THE ASSOCIATED PRESS
August 31, 2012 – 2:34 pm EDT
KANSAS CITY, Mo. — An employee of Kansas City’s Roman Catholic diocese has backed away from her sworn testimony that the bishop said “boys will be boys” when discussing lewd images on a priest’s laptop.
Bishop Robert Finn is the highest-ranking Catholic official in the U.S. to be charged with shielding an abusive priest and faces similar accusations in civil litigation.
Julie Creech, the diocese’s director of management and information systems, said through her attorney late Thursday that she had “misspoken” when recalling her conversation with Finn.
A partial transcript of the Aug. 17 deposition shows Creech said: “He did indicate that, you know, sometimes priests do things that they shouldn’t, and he said, you know, he said, ‘Sometimes boys will be boys.’ I really got the feeling that maybe he didn’t understand or didn’t — I don’t think he saw what I saw, so I felt like I was maybe upset — I think I was upset in a different way than he was because of what I had seen.”
John Gromowsky, an attorney representing Creech, said in a written statement that his client wanted to “correct her mistaken testimony,” which was given in a civil case in Jackson County.
“The statement Julie Creech attributed to Bishop Finn during her deposition that ‘boys will be boys’ is not consistent with her recollection of any conversations she had with the bishop concerning the Shawn Ratigan matter,” Gromowsky said in a statement. “Following the deposition, Julie realized she had misspoken.”
The Kansas City Star (http://bit.ly/OCj2rF) first reported that the deposition was included Thursday in a court filing for a lawsuit alleging that the Rev. Shawn Ratigan abused a 9-year-old girl months after the diocese learned of the photos. Ratigan has pleaded guilty to federal charges of producing child pornography.

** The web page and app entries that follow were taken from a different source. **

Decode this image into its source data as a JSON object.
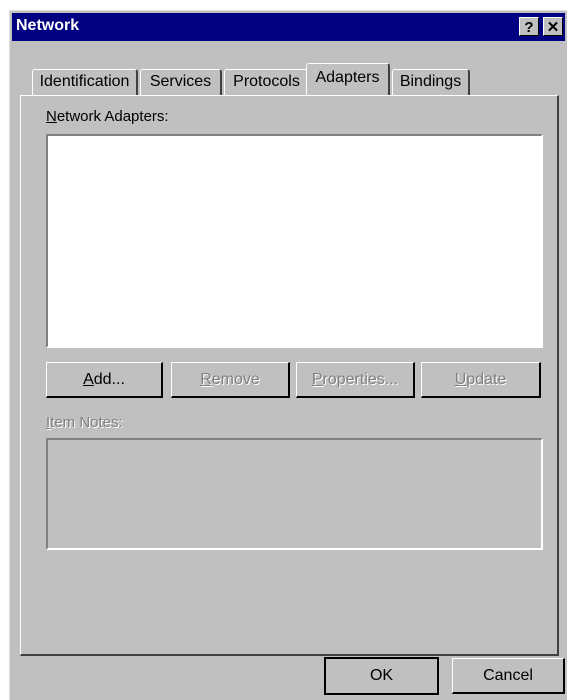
{
  "window": {
    "title": "Network",
    "help_button": "?",
    "close_button": "✕"
  },
  "tabs": [
    {
      "label": "Identification",
      "active": false
    },
    {
      "label": "Services",
      "active": false
    },
    {
      "label": "Protocols",
      "active": false
    },
    {
      "label": "Adapters",
      "active": true
    },
    {
      "label": "Bindings",
      "active": false
    }
  ],
  "adapters_panel": {
    "network_adapters_label_first": "N",
    "network_adapters_label_rest": "etwork Adapters:",
    "adapters_list": [],
    "buttons": {
      "add": {
        "mnemonic": "A",
        "rest": "dd...",
        "enabled": true
      },
      "remove": {
        "mnemonic": "R",
        "rest": "emove",
        "enabled": false
      },
      "properties": {
        "mnemonic": "P",
        "rest": "roperties...",
        "enabled": false
      },
      "update": {
        "mnemonic": "U",
        "rest": "pdate",
        "enabled": false
      }
    },
    "item_notes_label_first": "I",
    "item_notes_label_rest": "tem Notes:",
    "item_notes_text": ""
  },
  "footer": {
    "ok_label": "OK",
    "cancel_label": "Cancel"
  }
}
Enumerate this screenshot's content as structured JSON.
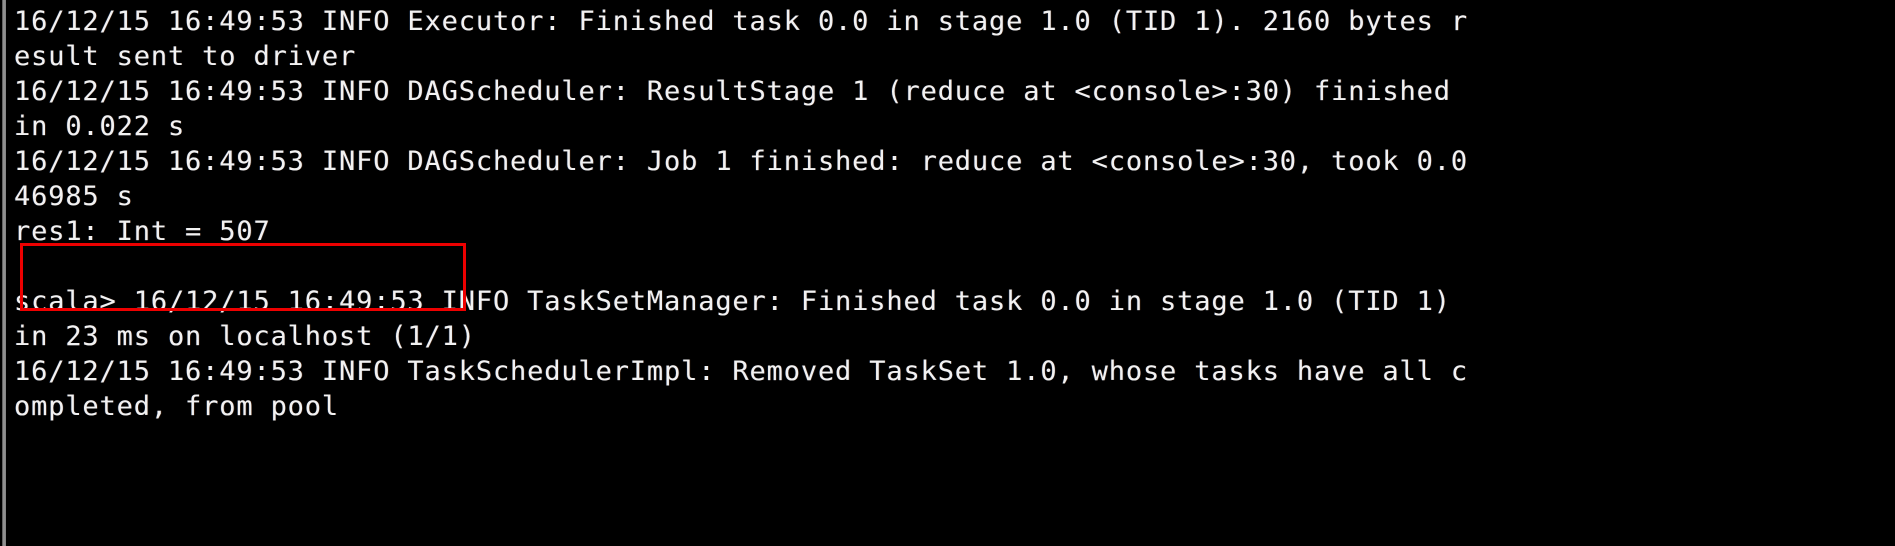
{
  "window": {
    "title": "Spark shell console",
    "background_color": "#000000",
    "text_color": "#f2f2f2",
    "gutter_color": "#8f8f8f"
  },
  "terminal": {
    "lines": [
      "16/12/15 16:49:53 INFO Executor: Finished task 0.0 in stage 1.0 (TID 1). 2160 bytes r",
      "esult sent to driver",
      "16/12/15 16:49:53 INFO DAGScheduler: ResultStage 1 (reduce at <console>:30) finished",
      "in 0.022 s",
      "16/12/15 16:49:53 INFO DAGScheduler: Job 1 finished: reduce at <console>:30, took 0.0",
      "46985 s",
      "res1: Int = 507",
      "",
      "scala> 16/12/15 16:49:53 INFO TaskSetManager: Finished task 0.0 in stage 1.0 (TID 1)",
      "in 23 ms on localhost (1/1)",
      "16/12/15 16:49:53 INFO TaskSchedulerImpl: Removed TaskSet 1.0, whose tasks have all c",
      "ompleted, from pool",
      ""
    ]
  },
  "annotation": {
    "label": "res1: Int = 507",
    "color": "#ee0000",
    "shape": "rectangle"
  }
}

Finn and the diocese are set to go on trial Sept. 24 on misdemeanor charges of failing to report suspected child abuse. Finn has pleaded not guilty.
Prosecutors plan to call Creech as a witness in the criminal case. It was previously disclosed that Creech alerted the diocese to hundreds of images of small children — some pornographic — after finding them on Ratigan’s computer in December 2010. Creech testified in the recent deposition that she urged a priest responsible for reviewing sex claims to call 911, but the diocese didn’t go to police until May 2011.
The Survivors Network of those Abused by Priests, or SNAP, questioned in a written statement Friday whether Creech had been pressured to change her story.
“Something here just doesn’t pass the ‘smell test,’ ” the statement said.
Finn has maintained that he didn’t see the images and initially relied on subordinates. Diocese spokeswoman Jack Smith said he couldn’t comment because the deposition is part of “a pending motion in a pending case.”
Rebecca Randles, the lawyer representing the girl and her parents who filed the lawsuit, didn’t immediately return a phone call from The Associated Press. She noted in Thursday’s motion that she had been accused of misrepresenting facts and filed portions of the Creech deposition to establish that the diocese knew of the lewd photos.
The day after the photos were found, Ratigan was found unconscious in his garage, his motorcycle running and an apologetic note nearby. Finn in turn sent Ratigan out of state for a psychiatric evaluation.
When the priest returned to Missouri, Finn sent him to the Sisters of St. Francis of the Holy Eucharist, where he was to say Mass for the sisters and be away from children.
The diocese went to police after the church received reports Ratigan had violated those orders.